(Dataset rows for apps and sites)
####

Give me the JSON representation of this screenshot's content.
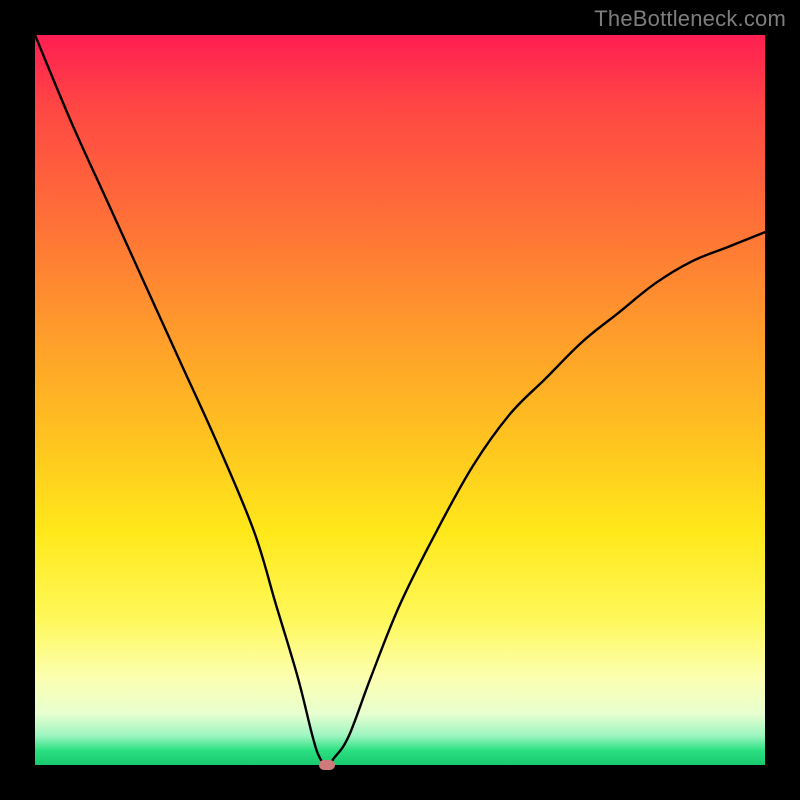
{
  "brand": "TheBottleneck.com",
  "chart_data": {
    "type": "line",
    "title": "",
    "xlabel": "",
    "ylabel": "",
    "xlim": [
      0,
      100
    ],
    "ylim": [
      0,
      100
    ],
    "grid": false,
    "series": [
      {
        "name": "curve",
        "x": [
          0,
          5,
          10,
          15,
          20,
          25,
          30,
          33,
          36,
          38,
          39,
          40,
          41,
          43,
          46,
          50,
          55,
          60,
          65,
          70,
          75,
          80,
          85,
          90,
          95,
          100
        ],
        "values": [
          100,
          88,
          77,
          66,
          55,
          44,
          32,
          22,
          12,
          4,
          1,
          0,
          1,
          4,
          12,
          22,
          32,
          41,
          48,
          53,
          58,
          62,
          66,
          69,
          71,
          73
        ]
      }
    ],
    "marker": {
      "x": 40,
      "y": 0,
      "color": "#cf7b7b"
    }
  }
}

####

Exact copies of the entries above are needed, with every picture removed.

Give me the JSON representation of this screenshot's content.
{
  "brand": "TheBottleneck.com",
  "chart_data": {
    "type": "line",
    "title": "",
    "xlabel": "",
    "ylabel": "",
    "xlim": [
      0,
      100
    ],
    "ylim": [
      0,
      100
    ],
    "grid": false,
    "series": [
      {
        "name": "curve",
        "x": [
          0,
          5,
          10,
          15,
          20,
          25,
          30,
          33,
          36,
          38,
          39,
          40,
          41,
          43,
          46,
          50,
          55,
          60,
          65,
          70,
          75,
          80,
          85,
          90,
          95,
          100
        ],
        "values": [
          100,
          88,
          77,
          66,
          55,
          44,
          32,
          22,
          12,
          4,
          1,
          0,
          1,
          4,
          12,
          22,
          32,
          41,
          48,
          53,
          58,
          62,
          66,
          69,
          71,
          73
        ]
      }
    ],
    "marker": {
      "x": 40,
      "y": 0,
      "color": "#cf7b7b"
    }
  }
}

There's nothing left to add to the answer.